...It's always brightest before the storm, hey? Free people, high-technology societies, are vulnerable by their very openness and technology. I knew that...and I was still blindsided by the bloody-minded insanity of highjacking perfectly good airliners and flying them into perfectly good buildings. I forgot a Neolithic goat-herder has no use for either -- and less use for the ideas they represent, free trade and easy global travel.

I'd like to think I wasn't stunned long; certainly my first comment to my then-hubbie was, "The bastards finally did it, didn't they?"
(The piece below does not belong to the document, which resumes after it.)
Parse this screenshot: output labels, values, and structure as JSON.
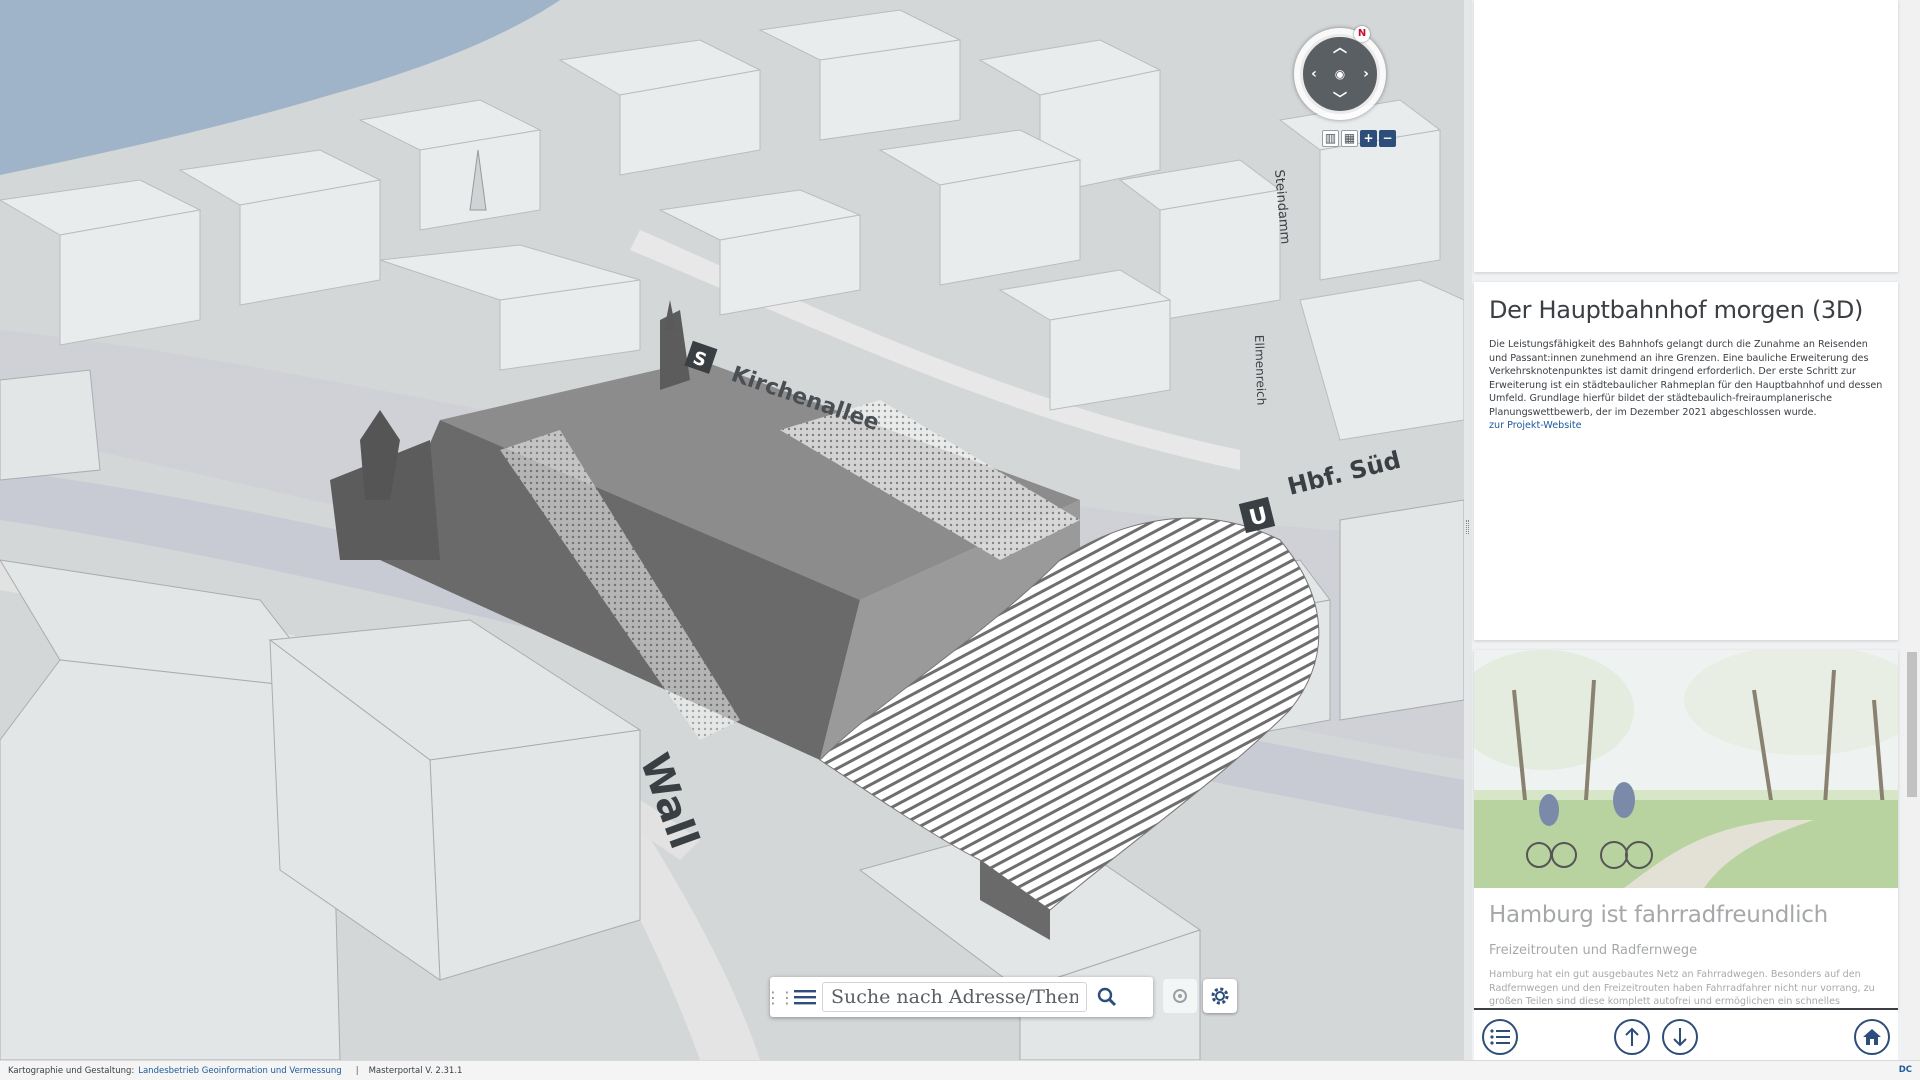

Another bit I'd garnered from my reading was that one purpose of terrorism is to provoke a harshly repressive response from the victim; this is of enormous PR value to the terrorist and image is what such persons are expending human lives and human achievement to obtain. Territory cannot be taken by terrorism and material is rarely directly got by such means -- but hearts and minds are another story. And in that respect, it looked for awhile as if the bastards had been wildly successful. Now, no, not so much; but at first it seemed a near thing.

If there's any lesson to be taken from the events of 11 Sept 2001 in New York City, Washington D. C. and high over Pennsylvania, it is not "stick a flag on your car and leave it there, rain or shine, until it is tattered to rags,"* but rather to understand not just the battle but the war -- and to realize that as terrible and tragic as that day was, even if we did nothing, they'd run out of ijitaheen willing to get to heaven on a pillar of jet-fuel smoke long before we ran out of targets. Destroyers fueled by superstition and rage against free societies will fail, no matter if they grew up in Riyadh or the American Midwest.

...Not to mention, the next weasel who tries to take over an airplane will go down under a human wave. When the prospect was only a thrilling trip to Cuba, passengers went along; but when cooperation means death, hijackers are doomed.

There are other means and other ways and we have not seen the end of it; we may never. But the barbarians are few and the future does not belong to them.
_______________________
* I am not moved by symbols as much as many other people are and yet I would so very, very much like to run the morons flying flayed and tattered flags on their car off the road, yank them out from behind the wheel and flog them, there on the spot. Dammit, that's just plain wrong!

2 comments:

OrangeNeckInNY said...

I was 20 miles from Ground Zero at work. My parents were a mile-and-a-half from there and saw the towers come down. I grew up in NYC and watched the towers go up. I was there in 1976 at the Bicentennial celebration. Looking up at the towers, it looked like the towers were going to collapse on top of me. Decades later, I worked for an architectural firm and designed many a space in both towers and the surrounding ones. I lost many friends and former clients in that tower that day. Unfortunately, I never made copies of the CADD files of the Twin Towers, but I'm sure I can get them if I contacted my old firm.

So anyway, on that day, I was at work and we all gathered around the T.V. in the lunchroom and watch the whole attack unfold. The boss let us out early that day to attend to family. My landlord was 2 blocks from his office at Ground Zero and he turned tail and ran when he saw people jumping out of the windows of the Twin Towers. It took him all day to make his way back home. It took me a full two weeks before I could drive into Manhattan to get in contact with my parents to make sure they were alright.

I will NEVER forget.

Aaron said...

I'd been waiting for the other shoe since my unit responded to the Cole bombing.

I spent that morning calling people on liberty and trying to get gear and supplies together for an emergency deployment.